Problem statement ->
Line by line, repeat the material below without any deviation.

──────── Task data

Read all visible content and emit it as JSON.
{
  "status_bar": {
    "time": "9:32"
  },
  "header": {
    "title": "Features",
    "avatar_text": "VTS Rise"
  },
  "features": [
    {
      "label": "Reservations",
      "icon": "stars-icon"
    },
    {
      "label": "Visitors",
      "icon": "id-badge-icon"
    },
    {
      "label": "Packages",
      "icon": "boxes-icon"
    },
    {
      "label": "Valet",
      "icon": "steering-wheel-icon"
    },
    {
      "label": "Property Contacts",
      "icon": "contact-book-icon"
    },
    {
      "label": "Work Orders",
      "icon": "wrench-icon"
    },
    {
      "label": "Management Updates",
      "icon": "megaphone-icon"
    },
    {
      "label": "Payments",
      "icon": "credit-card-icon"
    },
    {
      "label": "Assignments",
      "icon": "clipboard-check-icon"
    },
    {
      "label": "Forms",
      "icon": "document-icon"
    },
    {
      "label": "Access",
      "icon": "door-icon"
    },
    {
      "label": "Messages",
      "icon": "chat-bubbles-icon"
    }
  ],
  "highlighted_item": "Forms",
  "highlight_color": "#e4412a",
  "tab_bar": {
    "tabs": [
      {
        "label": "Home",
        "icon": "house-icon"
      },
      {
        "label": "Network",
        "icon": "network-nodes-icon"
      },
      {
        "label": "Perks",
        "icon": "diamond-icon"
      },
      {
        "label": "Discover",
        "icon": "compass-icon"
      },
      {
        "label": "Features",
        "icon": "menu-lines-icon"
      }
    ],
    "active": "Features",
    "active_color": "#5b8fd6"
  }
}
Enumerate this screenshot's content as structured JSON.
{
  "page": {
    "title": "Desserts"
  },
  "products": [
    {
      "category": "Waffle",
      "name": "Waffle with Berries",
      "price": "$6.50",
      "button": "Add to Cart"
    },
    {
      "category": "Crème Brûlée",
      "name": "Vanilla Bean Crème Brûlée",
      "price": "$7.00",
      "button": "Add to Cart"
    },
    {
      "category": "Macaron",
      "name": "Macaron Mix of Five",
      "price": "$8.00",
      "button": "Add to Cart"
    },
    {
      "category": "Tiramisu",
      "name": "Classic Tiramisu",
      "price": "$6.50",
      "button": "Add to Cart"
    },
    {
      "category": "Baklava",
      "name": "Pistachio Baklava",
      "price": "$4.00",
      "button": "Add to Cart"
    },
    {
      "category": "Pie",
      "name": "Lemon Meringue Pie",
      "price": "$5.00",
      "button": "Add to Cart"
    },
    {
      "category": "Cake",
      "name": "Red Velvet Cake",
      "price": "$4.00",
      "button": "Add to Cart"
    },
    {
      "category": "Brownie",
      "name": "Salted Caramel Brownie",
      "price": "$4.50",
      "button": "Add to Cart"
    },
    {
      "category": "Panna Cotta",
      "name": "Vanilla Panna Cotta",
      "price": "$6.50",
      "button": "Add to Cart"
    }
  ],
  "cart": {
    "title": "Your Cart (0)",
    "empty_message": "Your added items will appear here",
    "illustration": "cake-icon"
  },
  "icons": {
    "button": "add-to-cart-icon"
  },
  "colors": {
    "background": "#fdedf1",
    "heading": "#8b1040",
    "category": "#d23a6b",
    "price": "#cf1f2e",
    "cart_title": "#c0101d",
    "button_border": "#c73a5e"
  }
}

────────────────

Task result ->
Read all visible content and emit it as JSON.
{
  "status_bar": {
    "time": "9:32"
  },
  "header": {
    "title": "Features",
    "avatar_text": "VTS Rise"
  },
  "features": [
    {
      "label": "Reservations",
      "icon": "stars-icon"
    },
    {
      "label": "Visitors",
      "icon": "id-badge-icon"
    },
    {
      "label": "Packages",
      "icon": "boxes-icon"
    },
    {
      "label": "Valet",
      "icon": "steering-wheel-icon"
    },
    {
      "label": "Property Contacts",
      "icon": "contact-book-icon"
    },
    {
      "label": "Work Orders",
      "icon": "wrench-icon"
    },
    {
      "label": "Management Updates",
      "icon": "megaphone-icon"
    },
    {
      "label": "Payments",
      "icon": "credit-card-icon"
    },
    {
      "label": "Assignments",
      "icon": "clipboard-check-icon"
    },
    {
      "label": "Forms",
      "icon": "document-icon"
    },
    {
      "label": "Access",
      "icon": "door-icon"
    },
    {
      "label": "Messages",
      "icon": "chat-bubbles-icon"
    }
  ],
  "highlighted_item": "Forms",
  "highlight_color": "#e4412a",
  "tab_bar": {
    "tabs": [
      {
        "label": "Home",
        "icon": "house-icon"
      },
      {
        "label": "Network",
        "icon": "network-nodes-icon"
      },
      {
        "label": "Perks",
        "icon": "diamond-icon"
      },
      {
        "label": "Discover",
        "icon": "compass-icon"
      },
      {
        "label": "Features",
        "icon": "menu-lines-icon"
      }
    ],
    "active": "Features",
    "active_color": "#5b8fd6"
  }
}
Enumerate this screenshot's content as structured JSON.
{
  "page": {
    "title": "Desserts"
  },
  "products": [
    {
      "category": "Waffle",
      "name": "Waffle with Berries",
      "price": "$6.50",
      "button": "Add to Cart"
    },
    {
      "category": "Crème Brûlée",
      "name": "Vanilla Bean Crème Brûlée",
      "price": "$7.00",
      "button": "Add to Cart"
    },
    {
      "category": "Macaron",
      "name": "Macaron Mix of Five",
      "price": "$8.00",
      "button": "Add to Cart"
    },
    {
      "category": "Tiramisu",
      "name": "Classic Tiramisu",
      "price": "$6.50",
      "button": "Add to Cart"
    },
    {
      "category": "Baklava",
      "name": "Pistachio Baklava",
      "price": "$4.00",
      "button": "Add to Cart"
    },
    {
      "category": "Pie",
      "name": "Lemon Meringue Pie",
      "price": "$5.00",
      "button": "Add to Cart"
    },
    {
      "category": "Cake",
      "name": "Red Velvet Cake",
      "price": "$4.00",
      "button": "Add to Cart"
    },
    {
      "category": "Brownie",
      "name": "Salted Caramel Brownie",
      "price": "$4.50",
      "button": "Add to Cart"
    },
    {
      "category": "Panna Cotta",
      "name": "Vanilla Panna Cotta",
      "price": "$6.50",
      "button": "Add to Cart"
    }
  ],
  "cart": {
    "title": "Your Cart (0)",
    "empty_message": "Your added items will appear here",
    "illustration": "cake-icon"
  },
  "icons": {
    "button": "add-to-cart-icon"
  },
  "colors": {
    "background": "#fdedf1",
    "heading": "#8b1040",
    "category": "#d23a6b",
    "price": "#cf1f2e",
    "cart_title": "#c0101d",
    "button_border": "#c73a5e"
  }
}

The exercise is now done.